ABOUT THIS TASK >>
In the entries below, count the lines that contain the word "content" and give only that number.

EXCERPTED RECORDS >>
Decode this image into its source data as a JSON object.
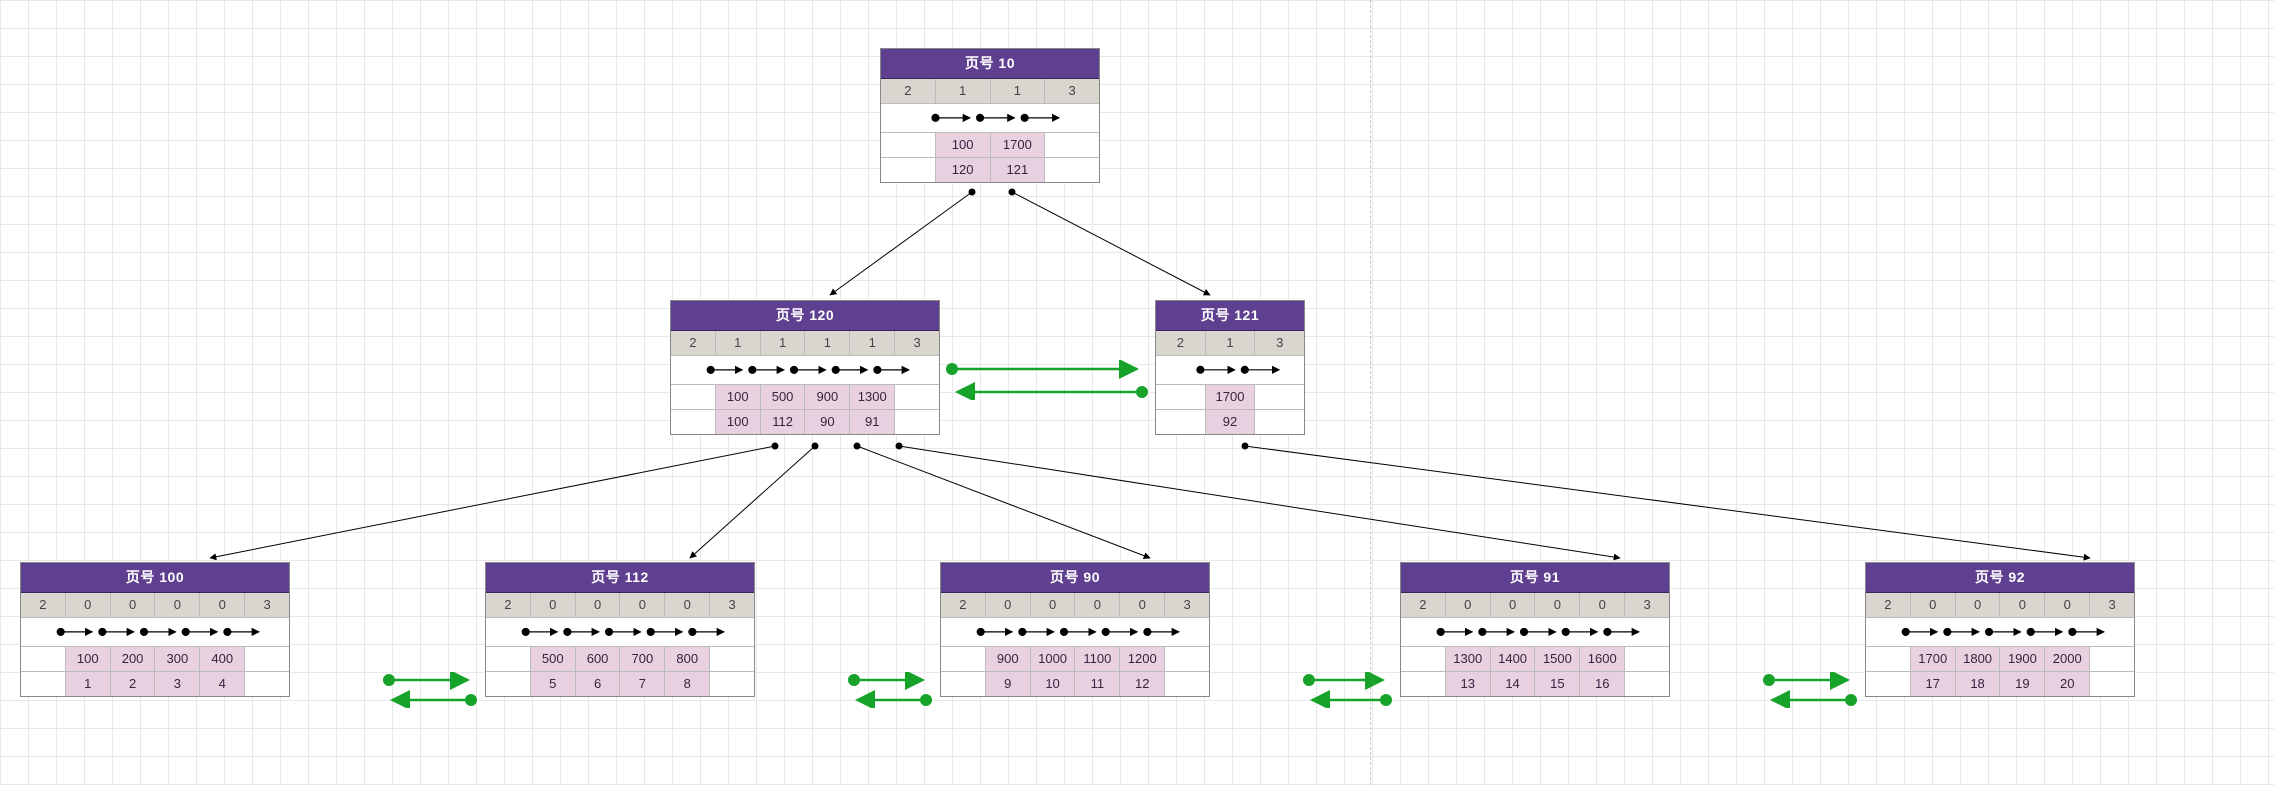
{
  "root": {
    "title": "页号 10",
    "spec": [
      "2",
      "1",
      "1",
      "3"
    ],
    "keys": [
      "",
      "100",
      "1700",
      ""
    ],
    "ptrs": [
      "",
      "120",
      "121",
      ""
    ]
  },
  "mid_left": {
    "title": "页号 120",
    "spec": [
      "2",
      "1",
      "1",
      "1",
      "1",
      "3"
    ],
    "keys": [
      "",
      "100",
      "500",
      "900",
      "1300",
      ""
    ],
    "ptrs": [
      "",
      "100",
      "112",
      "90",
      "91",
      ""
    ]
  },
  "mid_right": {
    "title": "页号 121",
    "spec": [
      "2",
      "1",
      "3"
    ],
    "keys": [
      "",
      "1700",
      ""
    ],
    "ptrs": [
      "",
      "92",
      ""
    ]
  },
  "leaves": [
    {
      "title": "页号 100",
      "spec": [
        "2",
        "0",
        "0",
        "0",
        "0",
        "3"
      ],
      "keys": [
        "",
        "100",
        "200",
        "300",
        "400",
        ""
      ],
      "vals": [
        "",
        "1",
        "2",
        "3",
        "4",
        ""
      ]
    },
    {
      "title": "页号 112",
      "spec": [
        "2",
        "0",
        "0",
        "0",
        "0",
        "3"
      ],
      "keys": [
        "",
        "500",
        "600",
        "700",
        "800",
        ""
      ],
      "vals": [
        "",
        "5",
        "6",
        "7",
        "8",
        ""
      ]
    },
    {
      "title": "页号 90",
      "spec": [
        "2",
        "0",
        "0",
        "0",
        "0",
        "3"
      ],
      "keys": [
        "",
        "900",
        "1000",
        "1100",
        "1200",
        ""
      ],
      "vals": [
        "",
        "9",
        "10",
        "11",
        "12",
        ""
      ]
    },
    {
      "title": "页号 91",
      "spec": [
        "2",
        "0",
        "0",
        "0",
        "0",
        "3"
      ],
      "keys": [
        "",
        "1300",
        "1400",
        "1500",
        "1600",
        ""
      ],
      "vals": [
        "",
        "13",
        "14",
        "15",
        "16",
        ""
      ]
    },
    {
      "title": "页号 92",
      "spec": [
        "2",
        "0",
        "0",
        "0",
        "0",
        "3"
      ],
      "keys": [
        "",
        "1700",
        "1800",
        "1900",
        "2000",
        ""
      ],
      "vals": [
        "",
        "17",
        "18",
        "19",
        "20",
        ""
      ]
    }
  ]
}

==

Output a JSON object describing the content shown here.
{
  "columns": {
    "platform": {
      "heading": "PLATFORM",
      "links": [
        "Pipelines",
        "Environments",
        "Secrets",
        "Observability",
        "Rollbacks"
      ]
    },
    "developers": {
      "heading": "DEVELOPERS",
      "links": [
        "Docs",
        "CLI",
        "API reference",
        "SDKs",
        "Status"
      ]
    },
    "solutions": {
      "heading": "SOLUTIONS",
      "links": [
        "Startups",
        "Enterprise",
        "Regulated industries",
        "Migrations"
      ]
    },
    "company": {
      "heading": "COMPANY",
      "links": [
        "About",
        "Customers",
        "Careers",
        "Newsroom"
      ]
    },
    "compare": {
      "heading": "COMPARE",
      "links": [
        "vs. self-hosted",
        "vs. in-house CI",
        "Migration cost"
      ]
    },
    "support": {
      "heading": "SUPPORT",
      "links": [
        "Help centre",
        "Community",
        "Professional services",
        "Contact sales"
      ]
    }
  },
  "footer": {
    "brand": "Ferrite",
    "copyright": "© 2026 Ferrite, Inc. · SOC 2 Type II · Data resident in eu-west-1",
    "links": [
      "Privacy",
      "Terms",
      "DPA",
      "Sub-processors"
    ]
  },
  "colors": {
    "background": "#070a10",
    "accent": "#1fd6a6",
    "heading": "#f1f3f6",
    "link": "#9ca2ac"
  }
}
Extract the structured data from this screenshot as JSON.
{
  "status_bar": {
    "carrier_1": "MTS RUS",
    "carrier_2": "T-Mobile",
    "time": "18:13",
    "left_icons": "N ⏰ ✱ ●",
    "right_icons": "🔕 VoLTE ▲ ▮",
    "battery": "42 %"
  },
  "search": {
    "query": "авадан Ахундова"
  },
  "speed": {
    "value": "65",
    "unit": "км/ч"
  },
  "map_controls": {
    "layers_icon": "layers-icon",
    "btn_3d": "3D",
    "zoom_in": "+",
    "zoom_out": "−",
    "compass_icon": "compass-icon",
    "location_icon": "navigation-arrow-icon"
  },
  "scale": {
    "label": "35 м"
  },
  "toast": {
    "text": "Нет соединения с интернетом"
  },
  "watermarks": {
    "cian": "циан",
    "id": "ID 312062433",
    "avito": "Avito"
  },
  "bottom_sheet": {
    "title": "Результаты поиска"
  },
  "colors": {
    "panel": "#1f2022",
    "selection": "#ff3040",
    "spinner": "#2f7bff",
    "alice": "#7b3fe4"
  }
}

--

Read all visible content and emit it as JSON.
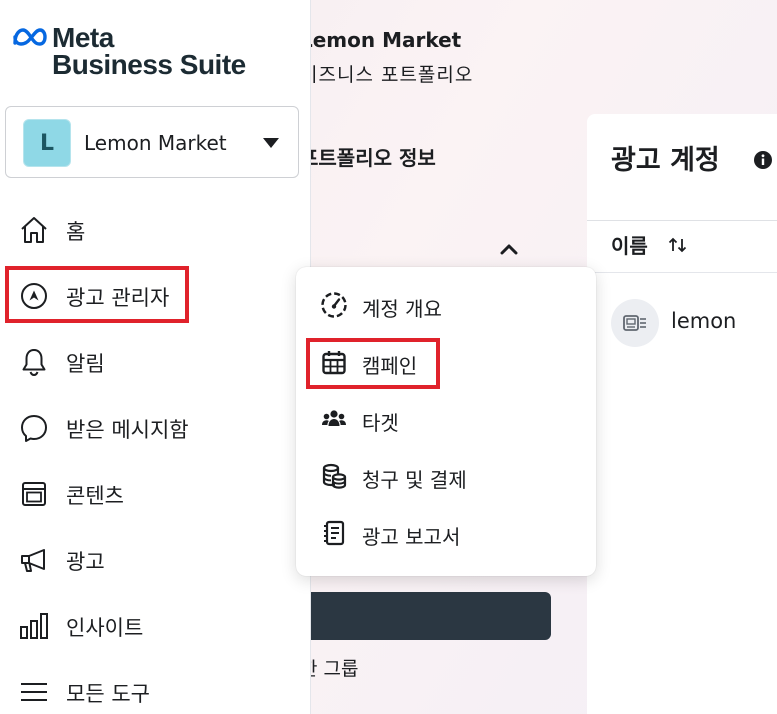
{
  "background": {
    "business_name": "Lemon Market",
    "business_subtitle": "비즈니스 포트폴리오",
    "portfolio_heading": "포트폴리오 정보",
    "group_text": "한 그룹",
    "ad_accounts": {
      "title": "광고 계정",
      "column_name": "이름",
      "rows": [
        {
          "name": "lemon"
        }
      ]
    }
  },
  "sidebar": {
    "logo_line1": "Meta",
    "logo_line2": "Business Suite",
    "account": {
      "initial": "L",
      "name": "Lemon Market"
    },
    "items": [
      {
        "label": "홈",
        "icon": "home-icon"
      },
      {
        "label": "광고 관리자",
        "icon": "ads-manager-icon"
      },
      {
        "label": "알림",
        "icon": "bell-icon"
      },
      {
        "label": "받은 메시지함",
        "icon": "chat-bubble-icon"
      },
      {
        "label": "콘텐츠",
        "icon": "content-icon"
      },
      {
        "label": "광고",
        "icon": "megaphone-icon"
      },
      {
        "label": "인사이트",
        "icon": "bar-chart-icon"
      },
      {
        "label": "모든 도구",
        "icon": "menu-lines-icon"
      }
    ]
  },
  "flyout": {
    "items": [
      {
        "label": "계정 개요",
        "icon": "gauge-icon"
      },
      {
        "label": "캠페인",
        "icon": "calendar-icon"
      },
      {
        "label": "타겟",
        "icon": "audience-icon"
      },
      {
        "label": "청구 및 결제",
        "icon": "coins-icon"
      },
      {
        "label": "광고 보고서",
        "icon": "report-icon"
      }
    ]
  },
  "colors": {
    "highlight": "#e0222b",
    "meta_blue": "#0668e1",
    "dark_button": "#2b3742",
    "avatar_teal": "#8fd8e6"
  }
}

WRITTEN RESPONSE >>
3